ContributorsBains, Supreet (Author) / Jurutka, Peter (Thesis director) / Hackney Price, Jennifer (Committee member) / School of Life Sciences (Contributor) / Barrett, The Honors College (Contributor)
Created2016-12
Description
The active form of vitamin D, 1,25-dihydroxyvitamin D (1,25D), binds to the vitamin D receptor (VDR) as a heterodimer with RXR and associates with vitamin D-response elements (VDREs) to regulate transcription of target genes. Bexarotene (Bex) is an RXR ligand developed to treat cutaneous T-cell lymphoma and is a putative

The active form of vitamin D, 1,25-dihydroxyvitamin D (1,25D), binds to the vitamin D receptor (VDR) as a heterodimer with RXR and associates with vitamin D-response elements (VDREs) to regulate transcription of target genes. Bexarotene (Bex) is an RXR ligand developed to treat cutaneous T-cell lymphoma and is a putative therapeutic for other diseases. We postulate that VDR ligands (vitamin D) and RXR ligands (Bex/analogs) can "synergize" to "super-activate" the VDR-RXR heterodimer. This "cross-talk" could allow disorders treated with high-dose Bex therapy (leading to significant adverse side-effects) to instead be treated using both low-dose Bex and vitamin D. Thus, we designed experiments to examine the effect of both VDR ligands (1,25D) and RXR ligands (Bex/analogs), alone and in combination, to activate VDR-RXR-mediated transcription. The assay system was composed of human kidney cells transfected with M2H or VDRE-luciferase reporter genes. The goal was to determine if select RXR-specific ligands can synergize with vitamin D to amplify RXR-VDR activity. The results demonstrate a synergistic effect with both Bex and vitamin D which could be further modulated by: 1) the protein levels (or polymorphic version) of VDR present in the cell, 2) the concentration of the ligands, 3) the cellular “background” (e.g., brain cells versus kidney cells), 4) the nature of the VDRE platform, or 5) the type of Bex analog. Our findings suggest that numerous diseases that respond to treatment with either vitamin D, or with rexinoids, may be amenable to enhanced therapeutic potential by employing multi-ligand dosing via combinatorial therapy.

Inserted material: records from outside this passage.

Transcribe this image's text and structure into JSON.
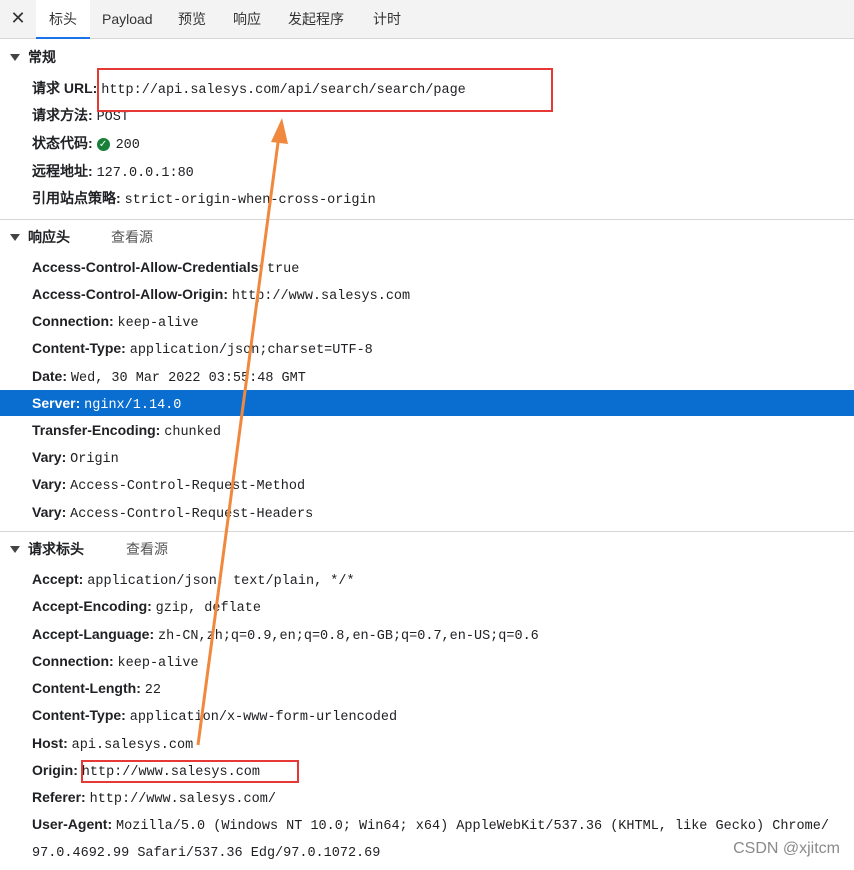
{
  "tabs": {
    "close_icon": "close-icon",
    "items": [
      "标头",
      "Payload",
      "预览",
      "响应",
      "发起程序",
      "计时"
    ],
    "active": "标头"
  },
  "general": {
    "title": "常规",
    "rows": [
      {
        "key": "请求 URL:",
        "value": "http://api.salesys.com/api/search/search/page"
      },
      {
        "key": "请求方法:",
        "value": "POST"
      },
      {
        "key": "状态代码:",
        "value": "200",
        "icon": "check-circle-icon",
        "status_color": "#188038"
      },
      {
        "key": "远程地址:",
        "value": "127.0.0.1:80"
      },
      {
        "key": "引用站点策略:",
        "value": "strict-origin-when-cross-origin"
      }
    ]
  },
  "response_headers": {
    "title": "响应头",
    "view_source": "查看源",
    "rows": [
      {
        "key": "Access-Control-Allow-Credentials:",
        "value": "true"
      },
      {
        "key": "Access-Control-Allow-Origin:",
        "value": "http://www.salesys.com"
      },
      {
        "key": "Connection:",
        "value": "keep-alive"
      },
      {
        "key": "Content-Type:",
        "value": "application/json;charset=UTF-8"
      },
      {
        "key": "Date:",
        "value": "Wed, 30 Mar 2022 03:55:48 GMT"
      },
      {
        "key": "Server:",
        "value": "nginx/1.14.0",
        "selected": true
      },
      {
        "key": "Transfer-Encoding:",
        "value": "chunked"
      },
      {
        "key": "Vary:",
        "value": "Origin"
      },
      {
        "key": "Vary:",
        "value": "Access-Control-Request-Method"
      },
      {
        "key": "Vary:",
        "value": "Access-Control-Request-Headers"
      }
    ]
  },
  "request_headers": {
    "title": "请求标头",
    "view_source": "查看源",
    "rows": [
      {
        "key": "Accept:",
        "value": "application/json, text/plain, */*"
      },
      {
        "key": "Accept-Encoding:",
        "value": "gzip, deflate"
      },
      {
        "key": "Accept-Language:",
        "value": "zh-CN,zh;q=0.9,en;q=0.8,en-GB;q=0.7,en-US;q=0.6"
      },
      {
        "key": "Connection:",
        "value": "keep-alive"
      },
      {
        "key": "Content-Length:",
        "value": "22"
      },
      {
        "key": "Content-Type:",
        "value": "application/x-www-form-urlencoded"
      },
      {
        "key": "Host:",
        "value": "api.salesys.com"
      },
      {
        "key": "Origin:",
        "value": "http://www.salesys.com"
      },
      {
        "key": "Referer:",
        "value": "http://www.salesys.com/"
      },
      {
        "key": "User-Agent:",
        "value": "Mozilla/5.0 (Windows NT 10.0; Win64; x64) AppleWebKit/537.36 (KHTML, like Gecko) Chrome/"
      },
      {
        "key": "",
        "value": "97.0.4692.99 Safari/537.36 Edg/97.0.1072.69"
      }
    ]
  },
  "colors": {
    "highlight_box": "#e53935",
    "arrow": "#f0883e",
    "selected_row": "#0a6ed1",
    "tab_accent": "#1a73e8"
  },
  "watermark": "CSDN @xjitcm"
}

ContributorsDoost, Mobin Emran (Author) / Jurutka, Peter (Thesis director) / Wagner, Carl (Committee member) / Marshall, Pamela (Committee member) / Barrett, The Honors College (Contributor) / School of Life Sciences (Contributor)
Created2024-05